WHAT NEEDS TO BE DONE:
State the number of lines in the records that contain "callback", with no other words.

MATERIAL PROVIDED:
________________________________________

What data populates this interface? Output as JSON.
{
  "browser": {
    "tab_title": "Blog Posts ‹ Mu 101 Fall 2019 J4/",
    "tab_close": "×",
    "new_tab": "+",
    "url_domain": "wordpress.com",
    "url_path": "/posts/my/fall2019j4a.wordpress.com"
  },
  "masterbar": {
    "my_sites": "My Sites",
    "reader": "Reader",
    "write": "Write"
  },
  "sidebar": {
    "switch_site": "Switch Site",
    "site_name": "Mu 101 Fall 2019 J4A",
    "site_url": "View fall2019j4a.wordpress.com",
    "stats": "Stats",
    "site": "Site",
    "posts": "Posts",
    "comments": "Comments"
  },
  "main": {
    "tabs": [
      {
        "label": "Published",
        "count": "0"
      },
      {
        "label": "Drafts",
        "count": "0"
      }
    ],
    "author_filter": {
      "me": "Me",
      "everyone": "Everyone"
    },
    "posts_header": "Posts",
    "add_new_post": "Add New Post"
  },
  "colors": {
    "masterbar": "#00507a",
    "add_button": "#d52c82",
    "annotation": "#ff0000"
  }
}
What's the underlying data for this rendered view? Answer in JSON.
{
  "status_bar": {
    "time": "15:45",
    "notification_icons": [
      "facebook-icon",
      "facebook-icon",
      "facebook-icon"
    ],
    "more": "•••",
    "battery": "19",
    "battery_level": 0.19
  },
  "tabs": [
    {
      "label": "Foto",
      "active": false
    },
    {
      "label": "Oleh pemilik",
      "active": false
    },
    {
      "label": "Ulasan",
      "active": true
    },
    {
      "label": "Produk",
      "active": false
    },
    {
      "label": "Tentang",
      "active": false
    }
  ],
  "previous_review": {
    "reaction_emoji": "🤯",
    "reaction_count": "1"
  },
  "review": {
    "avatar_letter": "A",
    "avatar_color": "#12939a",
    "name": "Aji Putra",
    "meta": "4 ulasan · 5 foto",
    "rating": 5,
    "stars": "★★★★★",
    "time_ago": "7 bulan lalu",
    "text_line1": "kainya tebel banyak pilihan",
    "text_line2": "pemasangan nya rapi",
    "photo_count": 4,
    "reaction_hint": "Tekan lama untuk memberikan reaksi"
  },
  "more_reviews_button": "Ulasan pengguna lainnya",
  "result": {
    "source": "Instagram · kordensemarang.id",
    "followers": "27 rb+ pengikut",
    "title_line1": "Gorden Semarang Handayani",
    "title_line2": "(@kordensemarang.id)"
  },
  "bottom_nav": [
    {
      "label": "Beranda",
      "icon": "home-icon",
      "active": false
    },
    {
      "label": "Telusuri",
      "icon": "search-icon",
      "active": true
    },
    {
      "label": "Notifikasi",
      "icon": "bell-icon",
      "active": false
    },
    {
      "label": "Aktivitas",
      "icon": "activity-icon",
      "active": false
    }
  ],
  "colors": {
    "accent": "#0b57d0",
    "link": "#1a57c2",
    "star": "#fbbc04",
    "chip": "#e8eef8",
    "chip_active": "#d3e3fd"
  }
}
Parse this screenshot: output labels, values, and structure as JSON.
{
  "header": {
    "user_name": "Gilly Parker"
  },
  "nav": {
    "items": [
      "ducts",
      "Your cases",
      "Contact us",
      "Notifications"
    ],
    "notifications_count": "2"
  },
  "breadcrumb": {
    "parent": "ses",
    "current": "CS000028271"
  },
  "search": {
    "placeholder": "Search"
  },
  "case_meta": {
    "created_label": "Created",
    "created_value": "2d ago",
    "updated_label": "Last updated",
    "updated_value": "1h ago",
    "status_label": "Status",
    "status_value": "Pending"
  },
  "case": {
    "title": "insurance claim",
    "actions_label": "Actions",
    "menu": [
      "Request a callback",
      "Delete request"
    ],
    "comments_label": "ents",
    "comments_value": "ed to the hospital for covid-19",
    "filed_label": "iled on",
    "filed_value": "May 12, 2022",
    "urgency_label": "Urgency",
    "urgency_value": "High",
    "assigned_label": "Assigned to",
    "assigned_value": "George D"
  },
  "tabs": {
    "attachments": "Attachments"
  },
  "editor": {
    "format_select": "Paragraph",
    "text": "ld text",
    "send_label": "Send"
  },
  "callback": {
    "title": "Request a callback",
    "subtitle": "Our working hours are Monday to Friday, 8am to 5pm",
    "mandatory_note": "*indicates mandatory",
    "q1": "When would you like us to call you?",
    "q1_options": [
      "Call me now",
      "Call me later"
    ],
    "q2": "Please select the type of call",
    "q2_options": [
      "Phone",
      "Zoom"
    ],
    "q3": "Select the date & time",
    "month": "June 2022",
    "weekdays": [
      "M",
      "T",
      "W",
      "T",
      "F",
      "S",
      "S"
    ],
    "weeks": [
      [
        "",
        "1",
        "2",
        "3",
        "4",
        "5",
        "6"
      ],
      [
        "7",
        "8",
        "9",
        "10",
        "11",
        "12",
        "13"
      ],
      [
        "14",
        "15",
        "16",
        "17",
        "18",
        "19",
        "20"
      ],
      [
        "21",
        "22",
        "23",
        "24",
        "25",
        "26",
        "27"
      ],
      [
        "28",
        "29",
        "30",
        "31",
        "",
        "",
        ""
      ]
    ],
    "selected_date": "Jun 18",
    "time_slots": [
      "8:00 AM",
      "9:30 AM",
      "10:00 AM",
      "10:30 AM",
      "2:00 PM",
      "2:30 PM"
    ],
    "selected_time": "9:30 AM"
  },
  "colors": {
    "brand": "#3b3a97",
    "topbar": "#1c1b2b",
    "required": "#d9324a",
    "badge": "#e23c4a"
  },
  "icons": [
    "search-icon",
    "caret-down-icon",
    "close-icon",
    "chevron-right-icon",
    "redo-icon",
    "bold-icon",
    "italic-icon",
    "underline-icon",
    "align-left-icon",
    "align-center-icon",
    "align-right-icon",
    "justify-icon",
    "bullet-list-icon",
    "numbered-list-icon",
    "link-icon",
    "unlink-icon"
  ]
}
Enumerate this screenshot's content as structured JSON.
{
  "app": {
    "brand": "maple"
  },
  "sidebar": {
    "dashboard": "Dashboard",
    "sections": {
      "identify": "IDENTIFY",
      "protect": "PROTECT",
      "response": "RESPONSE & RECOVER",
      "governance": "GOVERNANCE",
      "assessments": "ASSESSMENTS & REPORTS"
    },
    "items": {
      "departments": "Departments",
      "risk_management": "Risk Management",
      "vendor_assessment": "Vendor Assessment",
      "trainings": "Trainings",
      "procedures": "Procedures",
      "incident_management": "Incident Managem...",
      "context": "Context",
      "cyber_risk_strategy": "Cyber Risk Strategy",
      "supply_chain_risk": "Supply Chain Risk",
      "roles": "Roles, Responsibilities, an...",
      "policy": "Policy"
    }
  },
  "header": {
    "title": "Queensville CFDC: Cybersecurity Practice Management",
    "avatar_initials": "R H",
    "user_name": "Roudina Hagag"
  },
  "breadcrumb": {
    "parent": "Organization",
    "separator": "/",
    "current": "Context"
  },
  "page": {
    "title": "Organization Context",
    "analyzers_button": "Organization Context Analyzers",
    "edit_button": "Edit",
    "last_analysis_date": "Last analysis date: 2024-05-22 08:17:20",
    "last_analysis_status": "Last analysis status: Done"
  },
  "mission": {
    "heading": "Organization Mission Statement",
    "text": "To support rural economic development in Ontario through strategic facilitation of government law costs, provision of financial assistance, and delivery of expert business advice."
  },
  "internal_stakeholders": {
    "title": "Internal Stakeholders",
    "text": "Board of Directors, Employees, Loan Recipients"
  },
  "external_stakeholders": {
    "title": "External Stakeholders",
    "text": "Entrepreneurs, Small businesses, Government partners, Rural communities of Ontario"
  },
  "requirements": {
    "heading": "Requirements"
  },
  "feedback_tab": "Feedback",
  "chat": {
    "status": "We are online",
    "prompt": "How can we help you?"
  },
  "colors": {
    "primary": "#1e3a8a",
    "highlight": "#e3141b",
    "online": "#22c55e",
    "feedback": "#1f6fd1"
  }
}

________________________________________

PROBLEM SOLUTION:
3